I’m kicking around the concept of a little frontier town campaign in my head. In my mind one of the exciting parts of this style of game is exploration, and one of the fun old school exploration features is finding unexpected, and often uneasy allies in dangerous terrain. However, allies can be dangerous to a “taming the wilderness” style game because they provide pockets of safety and extra resources, and too much of either can derail the sense of unknown, danger, and isolation that are essential to the game.
In light of this line of thinking, I’ve thought about what a group of allies needs to have and needs to NOT have to fit into this type of game better. I’ve already superficially covered this topic and provided a template for NPC organizations. Think of what follows as addenda that are worth thinking about for a few minutes. Your allies should have:
- Limited Scope — If your ally is a massive, powerful, resource rich organization why are they your allies? What do you bring to the table and why do they need you? Why are there still problems outside their door that need solving? This is the same type of issue that crops up a lot in zero-to-hero save the world type of games (and MMOs). Why is Benny the level 58 Paladin recruiting your bedraggled group of level 1s to secure the McGuffin and not going and getting it himself? Giving groups limited resources and manpower and keeping them stretched thin means that there’s an incentive for them to team up, to trade and to ask for help. It also means that they can’t afford to help out for free which means more potential for negotiations, swapping favors, and adventure. You can think of this in terms of the four economic factors of production: land (natural resources), labor (people), capital (money, equipment, and facilities), and entrepreneurship (the driving force to assemble the other three into a finished product). Allies should be short on at least one of these, if not several or all of them.
- Conflict Potential — Even the best of allies don’t agree about everything and often both sides are just waiting for a chance to stab each other in the back. This can take any number of forms, but maintaining safe and friendly relations with allies should take work.
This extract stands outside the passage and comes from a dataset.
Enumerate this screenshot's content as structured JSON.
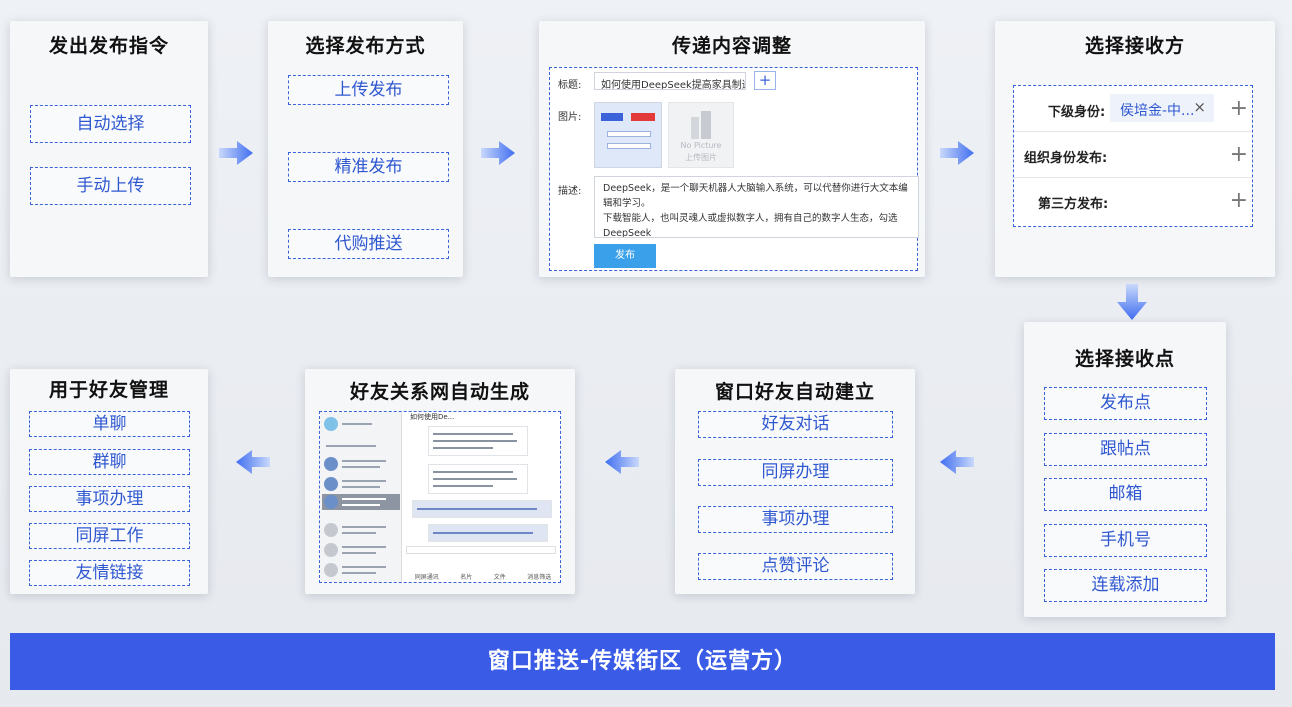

This could be as simple as politely observing the local customs or as dangerous as spiking all the doors and windows shut in your inn room to keep thieves and slavers out. Spend a few moments considering what the two groups really think of each other and what concessions or precautions characters should take in dealing with their allies. An old school example of this kind of ally are the duergar. Their cities provide an opportunity to resupply, re-equip and rest in the underdark, but these evil dwarves are sure to take advantage of any opportunity presented to them by their allies.
- Goals — Two allies might have joint goals but they’re just as likely to have goals that run at cross purposes or that are completely unrelated to one another. Ally goals that aren’t counter productive to their own are excellent opportunities for the PCs to keep their allies happy with them. Opposing goals create tense situations and opportunities for negotiations and other role-play. A lot of ally goals probably deal with shoring up the problems of missing resources discussed above. Others might deal with all sorts of strange things especially if the ally is very different or alien. Of course allies may also ask for help with counter productive goals. This might lead to a very tense situation when they are refused or an even more tense one if the help is provided without knowing the eventual goal. Of course if allies ever become foes over these goals it can lead to some interesting hard choices for characters. Whose side do they support or can they broker some kind of compromise?